Environmental and developmental controls on specific leaf area are little modified by leaf allometry

R. Milla, P. B. Reich, Ü Niinemets, P. Castro-Díez

Research output: Contribution to journalArticlepeer-review

57 Scopus citations

Abstract

1. Recent work shows that large leaves tend to require higher biomass investments per unit leaf area than small leaves. As a consequence, specific leaf area (SLA), which is a focus trait for a bulk of physiological and ecological research programs, is dependent on leaf size variation. Here, we address whether size dependency alters the outcome of research dealing with SLA responses to environmental or developmental change. 2. We compiled lamina mass (M) and surface area (A) data for 2158 leaves of 26 species, coming from studies investigating the reaction of SLA to variation in rainfall, growth-season length, light intensity, atmospheric CO2, fire frequency, type of branch and leaf and plant age. We fitted the function M = α A β to the data of each experimental situation separately, and implemented a method to split SLA response as measured in the original study (SLAΔm) into response due to leaf size dependency (SLA Δa), and response due to treatment effects, after controlling for leaf size dependency (SLAΔt). 3. The sign of the reaction did not differ between SLAΔm and SLAΔt. However, the magnitude of that response changed for most contrasts, though in variable ways. 4. Conclusions of past experiments hold, for the most part, after re-analysis including size dependency. However, given the large heterogeneity found here, we advise that future work investigating SLA be prepared to account for leaf size dependency when the factors under focus are suspected to alter leaf size.

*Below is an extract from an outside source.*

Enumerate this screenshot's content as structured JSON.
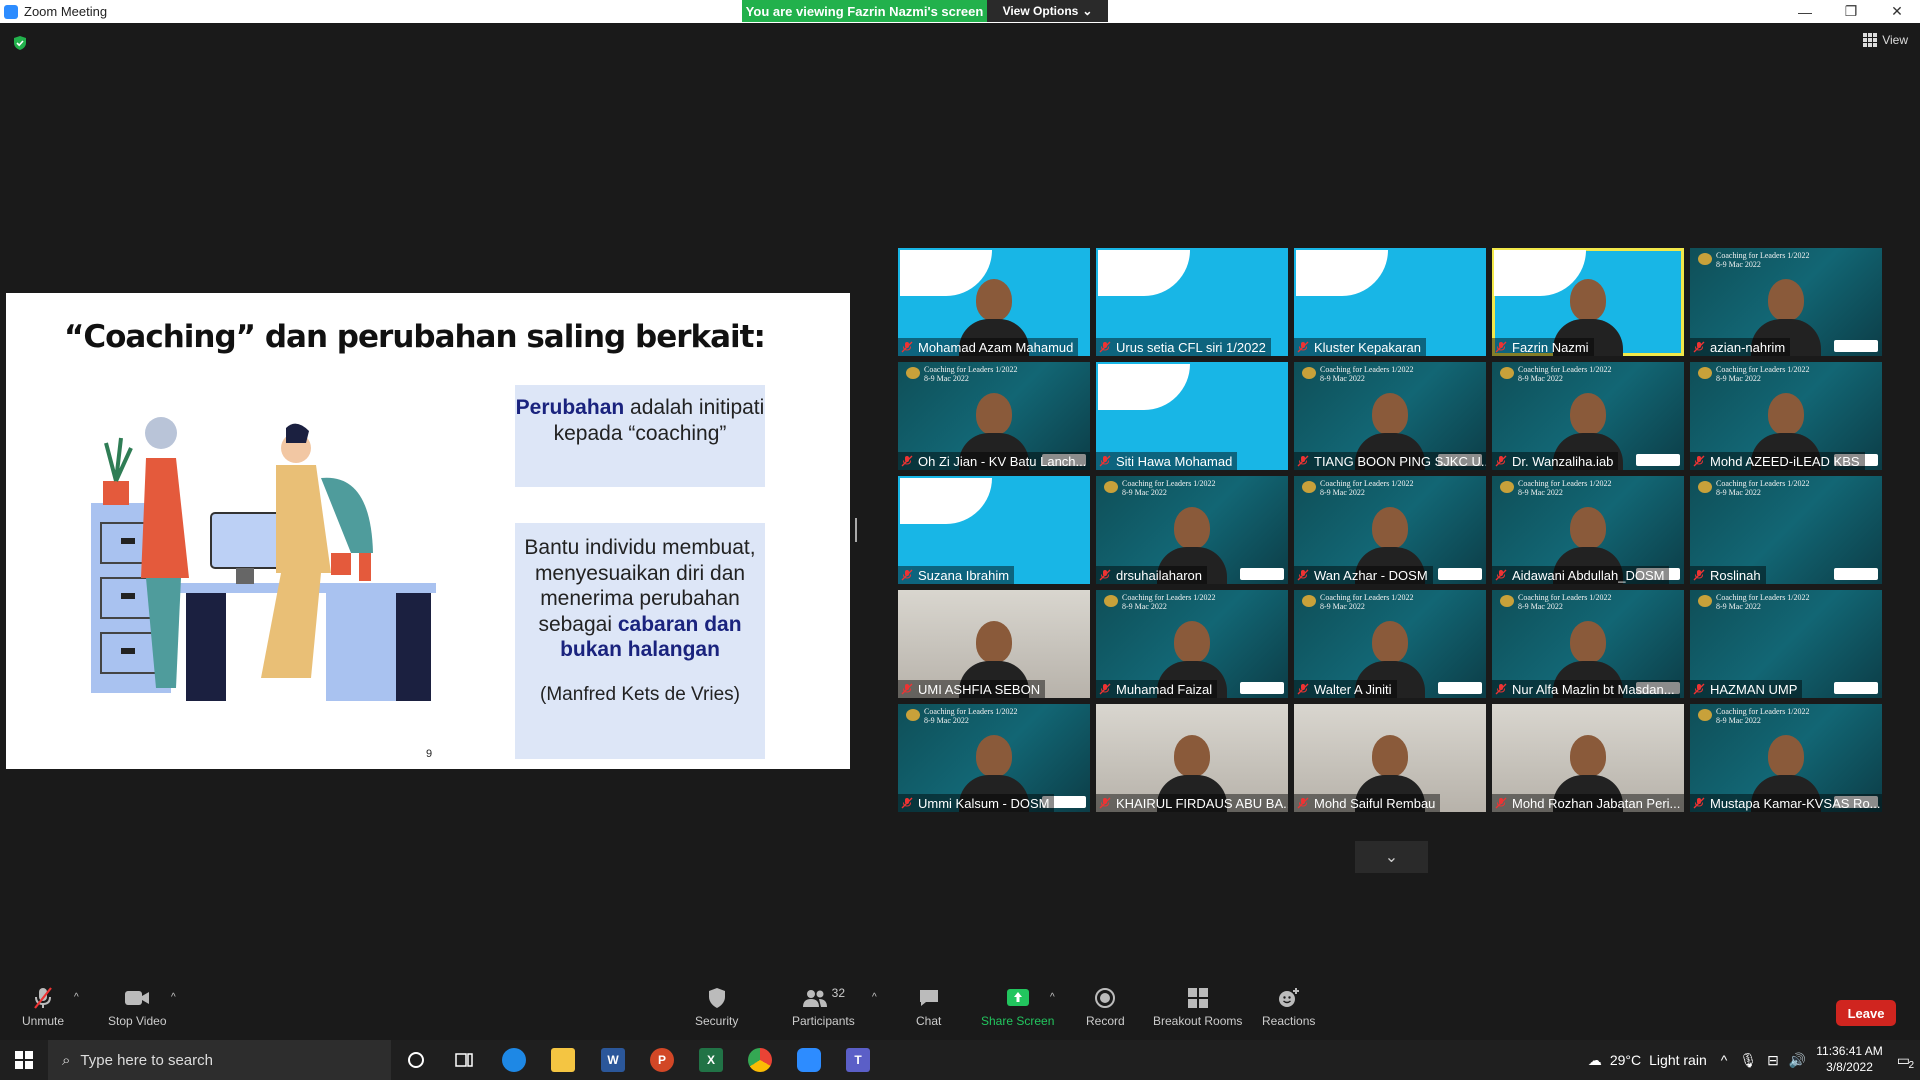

Original languageEnglish (US)
Pages (from-to)565-576
Number of pages12
JournalFunctional Ecology
Volume22
Issue number4
DOIs
StatePublished - Aug 2008

Keywords

  • Environmental change
  • Functional response
  • LMA
  • Leaf size
  • Ontogeny

Fingerprint Dive into the research topics of 'Environmental and developmental controls on specific leaf area are little modified by leaf allometry'. Together they form a unique fingerprint.

Cite this